[DATA SUPPLIED]
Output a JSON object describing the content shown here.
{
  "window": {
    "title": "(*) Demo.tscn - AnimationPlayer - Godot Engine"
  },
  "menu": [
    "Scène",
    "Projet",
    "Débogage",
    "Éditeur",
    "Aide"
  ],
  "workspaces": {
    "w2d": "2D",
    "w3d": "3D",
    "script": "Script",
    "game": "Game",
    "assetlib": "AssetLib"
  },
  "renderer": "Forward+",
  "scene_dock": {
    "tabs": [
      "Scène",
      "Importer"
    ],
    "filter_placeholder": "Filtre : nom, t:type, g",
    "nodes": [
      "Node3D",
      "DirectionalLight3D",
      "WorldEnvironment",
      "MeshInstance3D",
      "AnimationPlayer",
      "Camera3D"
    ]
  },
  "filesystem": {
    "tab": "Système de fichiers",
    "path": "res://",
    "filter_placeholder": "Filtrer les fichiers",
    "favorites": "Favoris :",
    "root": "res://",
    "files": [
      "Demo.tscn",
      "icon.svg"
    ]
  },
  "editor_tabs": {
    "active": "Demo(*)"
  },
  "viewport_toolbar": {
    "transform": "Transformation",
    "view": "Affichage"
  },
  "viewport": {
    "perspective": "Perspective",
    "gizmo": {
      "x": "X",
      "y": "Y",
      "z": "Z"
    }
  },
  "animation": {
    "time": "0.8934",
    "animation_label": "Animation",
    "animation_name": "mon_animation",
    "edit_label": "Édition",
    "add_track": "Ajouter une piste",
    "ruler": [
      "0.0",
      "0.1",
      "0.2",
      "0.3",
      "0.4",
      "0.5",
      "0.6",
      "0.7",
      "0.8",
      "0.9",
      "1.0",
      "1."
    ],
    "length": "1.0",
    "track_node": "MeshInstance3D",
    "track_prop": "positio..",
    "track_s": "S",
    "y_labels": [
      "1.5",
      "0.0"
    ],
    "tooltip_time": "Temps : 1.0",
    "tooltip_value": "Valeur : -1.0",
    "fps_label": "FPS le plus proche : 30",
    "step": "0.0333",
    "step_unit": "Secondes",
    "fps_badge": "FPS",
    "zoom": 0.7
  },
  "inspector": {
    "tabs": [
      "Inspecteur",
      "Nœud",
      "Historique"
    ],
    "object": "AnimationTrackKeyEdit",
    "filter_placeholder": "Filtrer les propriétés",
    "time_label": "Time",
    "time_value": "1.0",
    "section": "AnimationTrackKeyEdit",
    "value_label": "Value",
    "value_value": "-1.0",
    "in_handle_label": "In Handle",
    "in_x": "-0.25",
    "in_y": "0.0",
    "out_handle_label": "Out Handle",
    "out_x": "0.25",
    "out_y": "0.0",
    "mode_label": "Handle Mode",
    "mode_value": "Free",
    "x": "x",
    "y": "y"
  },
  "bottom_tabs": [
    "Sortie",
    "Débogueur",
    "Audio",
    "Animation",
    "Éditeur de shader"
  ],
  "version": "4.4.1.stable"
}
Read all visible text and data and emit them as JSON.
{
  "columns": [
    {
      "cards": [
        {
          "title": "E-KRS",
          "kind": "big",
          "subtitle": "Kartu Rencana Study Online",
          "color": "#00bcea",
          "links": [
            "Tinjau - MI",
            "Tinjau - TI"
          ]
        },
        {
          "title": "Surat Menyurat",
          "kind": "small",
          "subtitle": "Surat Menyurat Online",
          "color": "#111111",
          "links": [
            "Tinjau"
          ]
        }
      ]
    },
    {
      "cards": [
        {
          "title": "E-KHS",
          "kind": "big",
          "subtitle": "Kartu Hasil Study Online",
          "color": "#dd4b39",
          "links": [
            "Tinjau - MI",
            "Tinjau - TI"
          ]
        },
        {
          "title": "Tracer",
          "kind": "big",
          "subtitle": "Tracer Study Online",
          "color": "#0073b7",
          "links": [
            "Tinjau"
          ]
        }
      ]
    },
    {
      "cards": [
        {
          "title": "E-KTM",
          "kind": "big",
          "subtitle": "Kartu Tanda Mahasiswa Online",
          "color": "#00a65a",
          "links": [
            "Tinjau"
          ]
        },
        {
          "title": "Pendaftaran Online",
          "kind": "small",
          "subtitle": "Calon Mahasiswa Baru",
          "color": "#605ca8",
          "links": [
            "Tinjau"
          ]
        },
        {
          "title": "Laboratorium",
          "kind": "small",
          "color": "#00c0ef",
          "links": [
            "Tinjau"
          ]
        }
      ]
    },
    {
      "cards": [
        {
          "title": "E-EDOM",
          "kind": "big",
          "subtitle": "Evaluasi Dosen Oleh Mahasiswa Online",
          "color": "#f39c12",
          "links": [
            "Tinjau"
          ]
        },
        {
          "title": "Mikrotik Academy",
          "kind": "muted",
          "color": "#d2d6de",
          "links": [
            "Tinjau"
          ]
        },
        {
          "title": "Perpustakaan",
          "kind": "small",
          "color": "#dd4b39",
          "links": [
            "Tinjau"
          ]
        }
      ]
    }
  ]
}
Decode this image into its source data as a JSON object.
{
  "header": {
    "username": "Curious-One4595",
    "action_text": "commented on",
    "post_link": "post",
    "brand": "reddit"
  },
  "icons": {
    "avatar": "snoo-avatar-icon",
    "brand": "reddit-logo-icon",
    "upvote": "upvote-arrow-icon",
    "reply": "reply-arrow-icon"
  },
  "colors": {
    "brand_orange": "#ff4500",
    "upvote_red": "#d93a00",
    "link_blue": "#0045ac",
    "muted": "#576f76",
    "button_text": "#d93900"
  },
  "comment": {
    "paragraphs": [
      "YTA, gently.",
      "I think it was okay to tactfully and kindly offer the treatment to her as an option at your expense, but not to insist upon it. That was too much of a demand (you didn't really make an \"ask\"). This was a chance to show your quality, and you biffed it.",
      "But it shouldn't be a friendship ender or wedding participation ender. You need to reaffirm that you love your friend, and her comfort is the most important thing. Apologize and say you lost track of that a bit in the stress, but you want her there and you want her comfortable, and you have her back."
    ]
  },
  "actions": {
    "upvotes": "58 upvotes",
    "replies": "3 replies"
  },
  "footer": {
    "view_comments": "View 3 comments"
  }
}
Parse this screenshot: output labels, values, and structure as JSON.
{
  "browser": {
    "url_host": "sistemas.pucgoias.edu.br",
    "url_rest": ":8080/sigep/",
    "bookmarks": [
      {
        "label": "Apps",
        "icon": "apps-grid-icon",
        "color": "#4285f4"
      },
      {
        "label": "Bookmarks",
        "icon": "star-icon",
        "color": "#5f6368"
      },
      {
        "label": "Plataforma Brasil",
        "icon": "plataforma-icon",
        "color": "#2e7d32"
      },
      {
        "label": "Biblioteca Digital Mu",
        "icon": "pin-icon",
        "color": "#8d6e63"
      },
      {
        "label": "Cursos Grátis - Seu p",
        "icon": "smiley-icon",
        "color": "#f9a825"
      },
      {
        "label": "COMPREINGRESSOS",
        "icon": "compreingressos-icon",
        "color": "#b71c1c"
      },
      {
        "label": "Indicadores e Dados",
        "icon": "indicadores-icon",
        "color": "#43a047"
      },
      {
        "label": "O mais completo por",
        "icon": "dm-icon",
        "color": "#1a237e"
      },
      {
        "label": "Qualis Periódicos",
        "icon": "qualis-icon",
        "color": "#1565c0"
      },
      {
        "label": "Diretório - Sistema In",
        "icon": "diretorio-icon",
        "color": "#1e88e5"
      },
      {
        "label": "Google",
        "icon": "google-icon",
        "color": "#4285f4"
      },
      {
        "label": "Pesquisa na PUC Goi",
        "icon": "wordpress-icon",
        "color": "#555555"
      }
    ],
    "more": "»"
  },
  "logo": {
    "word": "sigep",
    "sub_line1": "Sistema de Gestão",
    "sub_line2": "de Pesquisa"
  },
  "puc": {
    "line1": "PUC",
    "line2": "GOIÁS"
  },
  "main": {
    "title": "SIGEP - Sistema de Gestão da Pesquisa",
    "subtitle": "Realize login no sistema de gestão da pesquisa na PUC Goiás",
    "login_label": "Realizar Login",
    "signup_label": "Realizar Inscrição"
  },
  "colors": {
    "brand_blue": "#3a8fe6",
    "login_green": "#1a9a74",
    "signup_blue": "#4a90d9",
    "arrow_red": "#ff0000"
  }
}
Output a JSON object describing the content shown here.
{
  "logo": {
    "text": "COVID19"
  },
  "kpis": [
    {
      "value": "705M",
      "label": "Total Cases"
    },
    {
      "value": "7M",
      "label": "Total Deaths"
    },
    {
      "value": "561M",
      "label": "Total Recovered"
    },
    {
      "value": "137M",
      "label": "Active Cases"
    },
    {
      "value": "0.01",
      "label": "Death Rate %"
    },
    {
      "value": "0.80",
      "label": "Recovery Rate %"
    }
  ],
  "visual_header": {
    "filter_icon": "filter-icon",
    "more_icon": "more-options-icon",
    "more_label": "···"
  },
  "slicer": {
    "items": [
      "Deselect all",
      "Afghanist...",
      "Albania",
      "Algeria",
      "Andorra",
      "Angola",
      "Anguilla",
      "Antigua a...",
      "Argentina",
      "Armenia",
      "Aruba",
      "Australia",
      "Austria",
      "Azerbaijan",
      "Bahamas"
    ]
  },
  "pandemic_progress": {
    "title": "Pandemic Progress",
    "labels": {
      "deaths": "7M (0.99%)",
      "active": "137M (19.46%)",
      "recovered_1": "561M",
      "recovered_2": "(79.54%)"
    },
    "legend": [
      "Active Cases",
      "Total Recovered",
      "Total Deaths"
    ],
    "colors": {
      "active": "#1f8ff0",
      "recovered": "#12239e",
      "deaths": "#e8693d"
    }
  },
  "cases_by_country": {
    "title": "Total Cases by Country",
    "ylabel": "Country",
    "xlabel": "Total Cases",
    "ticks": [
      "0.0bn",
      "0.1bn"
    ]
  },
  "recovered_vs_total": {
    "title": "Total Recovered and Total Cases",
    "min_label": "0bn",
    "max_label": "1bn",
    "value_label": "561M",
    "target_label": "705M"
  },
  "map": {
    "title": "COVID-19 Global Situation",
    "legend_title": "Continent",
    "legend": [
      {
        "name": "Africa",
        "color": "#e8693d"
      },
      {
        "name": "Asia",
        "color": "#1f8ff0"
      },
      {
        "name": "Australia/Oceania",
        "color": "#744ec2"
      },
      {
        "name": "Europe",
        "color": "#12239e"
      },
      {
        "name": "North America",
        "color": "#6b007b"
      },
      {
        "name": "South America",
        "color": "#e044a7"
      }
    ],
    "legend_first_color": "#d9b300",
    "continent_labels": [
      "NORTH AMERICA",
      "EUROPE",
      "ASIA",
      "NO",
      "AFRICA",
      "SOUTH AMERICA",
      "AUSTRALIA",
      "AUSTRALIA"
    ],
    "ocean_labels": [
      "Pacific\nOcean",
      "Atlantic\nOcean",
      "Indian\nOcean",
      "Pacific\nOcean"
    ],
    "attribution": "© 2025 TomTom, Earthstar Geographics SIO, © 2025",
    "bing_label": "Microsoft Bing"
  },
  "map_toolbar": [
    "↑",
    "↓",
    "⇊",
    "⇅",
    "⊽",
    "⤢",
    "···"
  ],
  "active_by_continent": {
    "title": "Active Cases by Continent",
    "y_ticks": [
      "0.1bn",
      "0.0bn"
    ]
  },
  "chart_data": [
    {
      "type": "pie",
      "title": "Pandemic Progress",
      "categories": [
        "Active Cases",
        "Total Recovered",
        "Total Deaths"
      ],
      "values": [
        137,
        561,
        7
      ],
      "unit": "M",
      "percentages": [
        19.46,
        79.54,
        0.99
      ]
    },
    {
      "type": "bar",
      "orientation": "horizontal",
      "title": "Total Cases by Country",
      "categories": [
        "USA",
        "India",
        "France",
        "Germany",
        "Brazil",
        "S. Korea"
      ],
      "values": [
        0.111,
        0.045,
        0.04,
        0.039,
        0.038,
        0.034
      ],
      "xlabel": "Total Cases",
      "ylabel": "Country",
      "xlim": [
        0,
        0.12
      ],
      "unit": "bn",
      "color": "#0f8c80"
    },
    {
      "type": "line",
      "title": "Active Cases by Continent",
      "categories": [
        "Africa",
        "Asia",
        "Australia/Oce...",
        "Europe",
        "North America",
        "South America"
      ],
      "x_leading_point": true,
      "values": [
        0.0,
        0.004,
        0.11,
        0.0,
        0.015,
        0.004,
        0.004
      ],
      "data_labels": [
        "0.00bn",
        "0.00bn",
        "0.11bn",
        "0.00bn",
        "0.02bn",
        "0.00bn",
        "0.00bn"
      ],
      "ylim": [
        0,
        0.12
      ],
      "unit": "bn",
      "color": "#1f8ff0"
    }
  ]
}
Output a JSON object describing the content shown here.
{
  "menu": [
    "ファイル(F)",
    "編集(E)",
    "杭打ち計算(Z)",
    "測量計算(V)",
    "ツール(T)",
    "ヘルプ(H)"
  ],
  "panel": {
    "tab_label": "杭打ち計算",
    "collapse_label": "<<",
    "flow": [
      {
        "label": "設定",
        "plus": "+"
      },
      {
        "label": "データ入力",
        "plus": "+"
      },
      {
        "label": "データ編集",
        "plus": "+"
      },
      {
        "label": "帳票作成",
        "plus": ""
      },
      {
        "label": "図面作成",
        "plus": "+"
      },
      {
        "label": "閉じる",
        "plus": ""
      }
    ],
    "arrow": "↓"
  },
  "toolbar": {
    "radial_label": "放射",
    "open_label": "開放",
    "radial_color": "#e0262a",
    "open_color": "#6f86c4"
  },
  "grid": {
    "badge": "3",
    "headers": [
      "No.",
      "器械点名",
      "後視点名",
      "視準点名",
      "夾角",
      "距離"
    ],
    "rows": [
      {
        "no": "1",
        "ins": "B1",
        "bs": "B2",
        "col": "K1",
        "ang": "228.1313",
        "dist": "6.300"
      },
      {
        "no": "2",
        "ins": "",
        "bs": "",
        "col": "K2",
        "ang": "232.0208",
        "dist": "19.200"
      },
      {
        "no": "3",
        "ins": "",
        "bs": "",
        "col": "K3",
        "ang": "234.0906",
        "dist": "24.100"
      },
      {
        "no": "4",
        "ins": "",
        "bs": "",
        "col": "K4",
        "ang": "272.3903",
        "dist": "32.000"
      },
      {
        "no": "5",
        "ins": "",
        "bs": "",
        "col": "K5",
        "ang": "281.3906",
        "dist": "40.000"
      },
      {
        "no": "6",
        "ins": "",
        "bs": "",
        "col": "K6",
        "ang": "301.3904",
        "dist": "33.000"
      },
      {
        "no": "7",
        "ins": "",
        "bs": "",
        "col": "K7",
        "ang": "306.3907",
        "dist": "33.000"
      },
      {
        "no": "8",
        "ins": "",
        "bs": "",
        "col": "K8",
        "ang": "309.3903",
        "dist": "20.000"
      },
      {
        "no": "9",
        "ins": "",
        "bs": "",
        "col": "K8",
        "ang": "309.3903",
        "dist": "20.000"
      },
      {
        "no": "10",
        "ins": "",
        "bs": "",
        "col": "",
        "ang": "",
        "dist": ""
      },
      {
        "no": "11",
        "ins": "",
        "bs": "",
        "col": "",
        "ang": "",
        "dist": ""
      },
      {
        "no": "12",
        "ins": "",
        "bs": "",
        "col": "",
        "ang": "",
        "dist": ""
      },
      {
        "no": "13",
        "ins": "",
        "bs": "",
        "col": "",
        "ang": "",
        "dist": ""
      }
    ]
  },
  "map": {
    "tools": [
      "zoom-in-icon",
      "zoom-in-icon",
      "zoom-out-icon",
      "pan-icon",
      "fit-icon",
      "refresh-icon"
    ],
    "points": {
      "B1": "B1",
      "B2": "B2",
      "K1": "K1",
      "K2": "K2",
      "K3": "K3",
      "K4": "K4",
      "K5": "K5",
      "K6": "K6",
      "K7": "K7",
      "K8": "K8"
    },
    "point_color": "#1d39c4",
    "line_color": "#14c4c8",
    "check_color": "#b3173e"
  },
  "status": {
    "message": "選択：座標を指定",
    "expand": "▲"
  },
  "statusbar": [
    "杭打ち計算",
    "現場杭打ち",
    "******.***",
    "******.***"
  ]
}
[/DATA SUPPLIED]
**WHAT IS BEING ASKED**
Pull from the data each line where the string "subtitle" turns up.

**COMPLETED TASK**
          "subtitle": "Kartu Rencana Study Online",
          "subtitle": "Surat Menyurat Online",
          "subtitle": "Kartu Hasil Study Online",
          "subtitle": "Tracer Study Online",
          "subtitle": "Kartu Tanda Mahasiswa Online",
          "subtitle": "Calon Mahasiswa Baru",
          "subtitle": "Evaluasi Dosen Oleh Mahasiswa Online",
    "subtitle": "Realize login no sistema de gestão da pesquisa na PUC Goiás",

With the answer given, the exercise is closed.